#### Requirement
Once every line in the data below has been checked for "html", give the number of lines that hold it, and only that.

[Records shown]

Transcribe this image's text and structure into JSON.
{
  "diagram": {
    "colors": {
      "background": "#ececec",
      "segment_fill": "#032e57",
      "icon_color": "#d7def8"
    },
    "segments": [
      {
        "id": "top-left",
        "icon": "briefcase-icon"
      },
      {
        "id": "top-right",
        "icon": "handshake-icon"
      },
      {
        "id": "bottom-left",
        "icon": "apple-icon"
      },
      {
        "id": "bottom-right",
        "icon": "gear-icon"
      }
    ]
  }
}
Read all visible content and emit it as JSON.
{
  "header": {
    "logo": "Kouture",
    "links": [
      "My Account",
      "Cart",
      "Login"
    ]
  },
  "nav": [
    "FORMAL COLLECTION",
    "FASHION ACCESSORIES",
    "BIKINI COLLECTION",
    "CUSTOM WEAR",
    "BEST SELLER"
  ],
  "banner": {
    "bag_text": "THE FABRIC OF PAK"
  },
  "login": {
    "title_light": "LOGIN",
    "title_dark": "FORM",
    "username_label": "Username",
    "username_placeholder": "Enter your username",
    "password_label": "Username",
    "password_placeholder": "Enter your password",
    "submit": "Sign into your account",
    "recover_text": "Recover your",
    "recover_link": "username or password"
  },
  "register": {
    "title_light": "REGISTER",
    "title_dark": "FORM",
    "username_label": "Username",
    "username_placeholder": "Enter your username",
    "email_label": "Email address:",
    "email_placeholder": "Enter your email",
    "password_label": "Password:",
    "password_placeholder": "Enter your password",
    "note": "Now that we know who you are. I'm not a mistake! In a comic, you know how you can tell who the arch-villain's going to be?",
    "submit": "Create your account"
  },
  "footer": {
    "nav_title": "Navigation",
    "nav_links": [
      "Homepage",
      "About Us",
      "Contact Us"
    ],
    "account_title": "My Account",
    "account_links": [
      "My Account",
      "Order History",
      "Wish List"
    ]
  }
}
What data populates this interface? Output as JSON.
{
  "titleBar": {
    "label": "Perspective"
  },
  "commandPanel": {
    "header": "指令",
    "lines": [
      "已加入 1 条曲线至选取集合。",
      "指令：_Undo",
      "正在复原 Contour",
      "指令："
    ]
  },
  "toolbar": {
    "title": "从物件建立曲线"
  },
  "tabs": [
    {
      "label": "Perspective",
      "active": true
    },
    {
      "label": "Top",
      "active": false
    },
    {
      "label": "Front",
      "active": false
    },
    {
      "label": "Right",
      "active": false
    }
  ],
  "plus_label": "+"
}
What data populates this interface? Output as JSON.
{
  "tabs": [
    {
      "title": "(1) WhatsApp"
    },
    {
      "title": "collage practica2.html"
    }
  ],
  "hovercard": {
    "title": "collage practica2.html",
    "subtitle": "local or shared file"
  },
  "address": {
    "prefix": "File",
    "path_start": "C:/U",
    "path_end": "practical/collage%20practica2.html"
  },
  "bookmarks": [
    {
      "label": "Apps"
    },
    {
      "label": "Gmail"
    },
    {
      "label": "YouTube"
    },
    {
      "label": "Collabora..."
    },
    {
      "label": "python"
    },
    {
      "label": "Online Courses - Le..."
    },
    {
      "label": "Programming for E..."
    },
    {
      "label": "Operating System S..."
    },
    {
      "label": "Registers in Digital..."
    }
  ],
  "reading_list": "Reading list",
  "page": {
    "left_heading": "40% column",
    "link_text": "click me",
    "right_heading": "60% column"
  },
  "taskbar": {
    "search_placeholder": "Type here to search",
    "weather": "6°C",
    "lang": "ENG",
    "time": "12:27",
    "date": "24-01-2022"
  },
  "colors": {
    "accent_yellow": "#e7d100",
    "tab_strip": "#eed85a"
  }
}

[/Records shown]

#### Exercise solution
3